* **DESCRIPTION OF THE TASK**
Your answer must be a single number: how many lines in the records below contain the word "date".

Segment Start: ENTRIES SUPPLIED

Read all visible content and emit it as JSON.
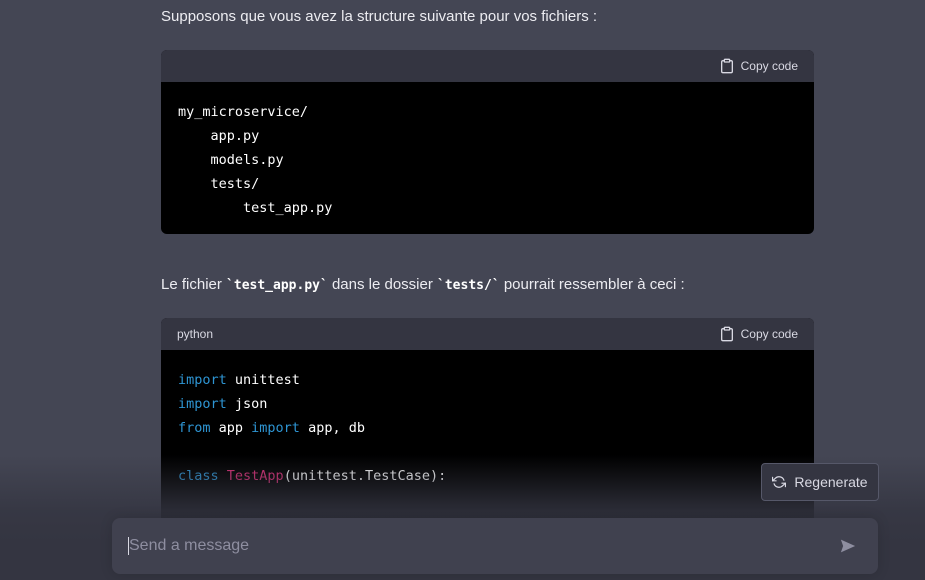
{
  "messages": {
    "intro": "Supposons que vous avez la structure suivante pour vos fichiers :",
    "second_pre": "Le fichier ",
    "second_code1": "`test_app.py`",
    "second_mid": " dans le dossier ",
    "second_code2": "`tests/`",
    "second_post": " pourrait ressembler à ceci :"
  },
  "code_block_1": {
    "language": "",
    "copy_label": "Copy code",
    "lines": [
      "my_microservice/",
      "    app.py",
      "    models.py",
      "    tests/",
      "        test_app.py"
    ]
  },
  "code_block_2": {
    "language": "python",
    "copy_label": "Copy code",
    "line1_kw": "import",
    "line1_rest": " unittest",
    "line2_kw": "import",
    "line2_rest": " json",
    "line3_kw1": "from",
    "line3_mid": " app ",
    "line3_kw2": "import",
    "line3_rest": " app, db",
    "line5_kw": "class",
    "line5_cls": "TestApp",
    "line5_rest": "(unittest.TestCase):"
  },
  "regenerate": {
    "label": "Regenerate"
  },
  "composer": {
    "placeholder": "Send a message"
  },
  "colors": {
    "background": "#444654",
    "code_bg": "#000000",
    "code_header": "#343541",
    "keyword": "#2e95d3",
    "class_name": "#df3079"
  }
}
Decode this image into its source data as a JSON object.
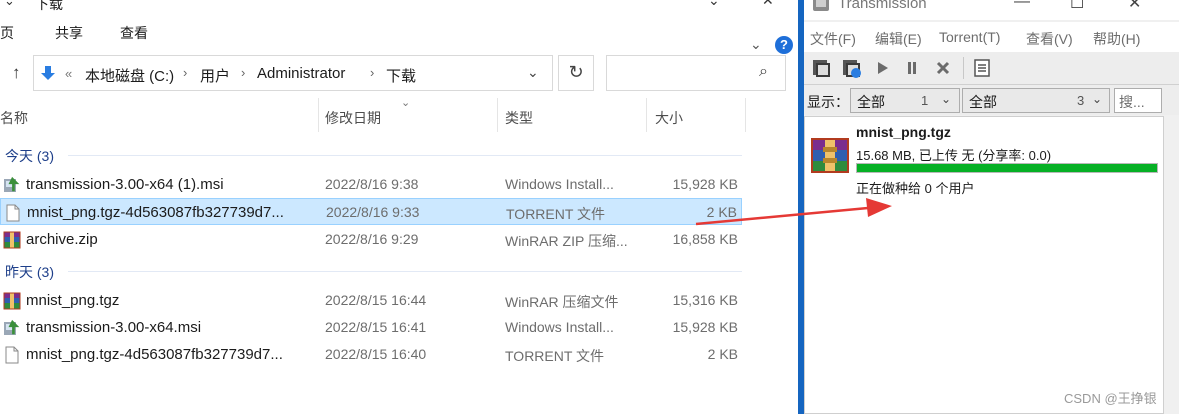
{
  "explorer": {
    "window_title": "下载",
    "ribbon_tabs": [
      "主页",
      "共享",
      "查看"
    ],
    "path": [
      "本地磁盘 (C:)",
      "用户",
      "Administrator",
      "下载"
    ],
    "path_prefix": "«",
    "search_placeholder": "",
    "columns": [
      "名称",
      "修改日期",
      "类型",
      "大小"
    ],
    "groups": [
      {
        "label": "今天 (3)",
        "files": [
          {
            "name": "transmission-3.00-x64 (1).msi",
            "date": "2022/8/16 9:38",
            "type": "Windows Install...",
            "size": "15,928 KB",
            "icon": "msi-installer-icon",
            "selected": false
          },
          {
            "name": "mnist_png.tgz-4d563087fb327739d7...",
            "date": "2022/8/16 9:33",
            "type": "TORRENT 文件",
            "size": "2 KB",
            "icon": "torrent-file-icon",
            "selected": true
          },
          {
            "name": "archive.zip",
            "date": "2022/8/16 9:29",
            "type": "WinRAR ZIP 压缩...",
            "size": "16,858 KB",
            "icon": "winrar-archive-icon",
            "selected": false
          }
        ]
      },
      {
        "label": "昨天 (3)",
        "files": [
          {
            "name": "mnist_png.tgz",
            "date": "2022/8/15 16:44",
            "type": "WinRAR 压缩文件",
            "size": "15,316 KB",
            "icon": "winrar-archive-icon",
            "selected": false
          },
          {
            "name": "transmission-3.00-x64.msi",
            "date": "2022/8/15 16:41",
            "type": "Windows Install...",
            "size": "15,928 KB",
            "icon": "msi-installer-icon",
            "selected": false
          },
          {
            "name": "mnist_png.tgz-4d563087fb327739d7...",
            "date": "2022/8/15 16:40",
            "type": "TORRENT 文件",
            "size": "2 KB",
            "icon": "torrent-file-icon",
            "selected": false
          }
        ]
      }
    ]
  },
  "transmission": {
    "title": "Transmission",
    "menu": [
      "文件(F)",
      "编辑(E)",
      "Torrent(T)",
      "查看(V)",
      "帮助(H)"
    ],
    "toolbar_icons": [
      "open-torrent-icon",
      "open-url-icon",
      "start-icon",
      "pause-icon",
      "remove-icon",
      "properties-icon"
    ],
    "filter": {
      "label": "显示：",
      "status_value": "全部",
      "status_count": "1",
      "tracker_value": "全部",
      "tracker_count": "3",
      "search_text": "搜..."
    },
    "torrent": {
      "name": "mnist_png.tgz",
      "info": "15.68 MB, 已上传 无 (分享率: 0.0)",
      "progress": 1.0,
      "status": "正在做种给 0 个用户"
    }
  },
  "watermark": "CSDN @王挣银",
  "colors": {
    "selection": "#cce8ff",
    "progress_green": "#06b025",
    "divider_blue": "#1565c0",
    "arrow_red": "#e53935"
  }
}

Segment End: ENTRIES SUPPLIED
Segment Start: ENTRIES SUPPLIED

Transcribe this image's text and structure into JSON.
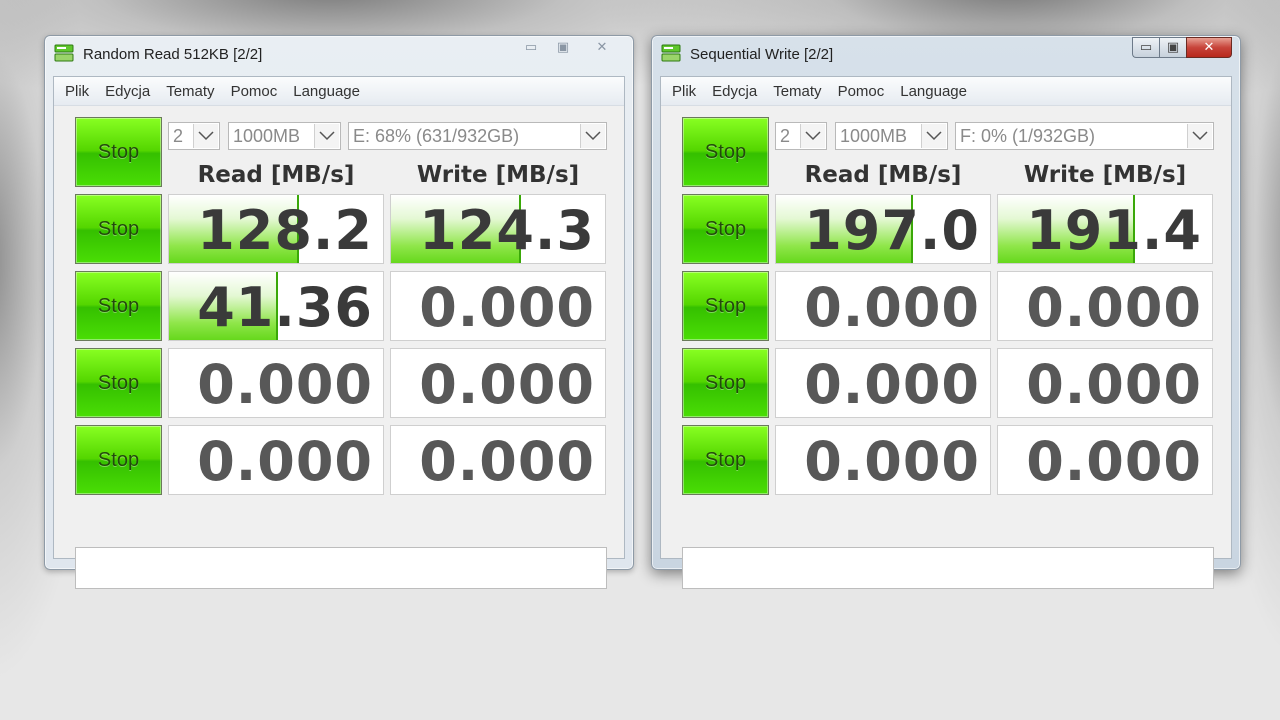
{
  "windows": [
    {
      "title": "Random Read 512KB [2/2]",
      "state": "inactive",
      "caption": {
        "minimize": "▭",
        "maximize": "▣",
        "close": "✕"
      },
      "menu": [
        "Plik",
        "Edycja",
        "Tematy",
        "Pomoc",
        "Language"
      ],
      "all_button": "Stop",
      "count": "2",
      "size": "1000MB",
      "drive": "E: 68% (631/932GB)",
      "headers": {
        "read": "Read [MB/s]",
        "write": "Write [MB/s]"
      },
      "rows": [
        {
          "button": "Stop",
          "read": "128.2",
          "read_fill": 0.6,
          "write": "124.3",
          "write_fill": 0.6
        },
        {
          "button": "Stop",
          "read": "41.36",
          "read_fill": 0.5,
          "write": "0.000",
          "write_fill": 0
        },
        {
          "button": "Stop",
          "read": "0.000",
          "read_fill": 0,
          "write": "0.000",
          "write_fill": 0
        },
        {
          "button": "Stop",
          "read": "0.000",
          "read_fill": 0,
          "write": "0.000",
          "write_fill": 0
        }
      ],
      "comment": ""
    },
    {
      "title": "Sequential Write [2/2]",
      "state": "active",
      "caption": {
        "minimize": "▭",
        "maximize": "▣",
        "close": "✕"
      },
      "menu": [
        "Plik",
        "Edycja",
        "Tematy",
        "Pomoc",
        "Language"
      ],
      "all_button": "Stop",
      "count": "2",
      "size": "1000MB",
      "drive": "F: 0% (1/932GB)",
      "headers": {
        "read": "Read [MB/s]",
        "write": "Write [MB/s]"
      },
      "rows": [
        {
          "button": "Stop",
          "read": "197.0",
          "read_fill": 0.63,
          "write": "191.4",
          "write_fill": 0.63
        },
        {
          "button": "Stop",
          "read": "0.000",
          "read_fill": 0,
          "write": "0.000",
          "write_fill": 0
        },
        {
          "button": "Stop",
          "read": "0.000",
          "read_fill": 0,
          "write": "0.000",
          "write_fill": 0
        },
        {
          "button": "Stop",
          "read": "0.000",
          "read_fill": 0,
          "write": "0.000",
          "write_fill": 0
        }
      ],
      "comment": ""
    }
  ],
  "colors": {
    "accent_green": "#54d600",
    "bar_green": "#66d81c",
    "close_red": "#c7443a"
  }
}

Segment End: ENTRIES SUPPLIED

* **RESPONSE AREA**
6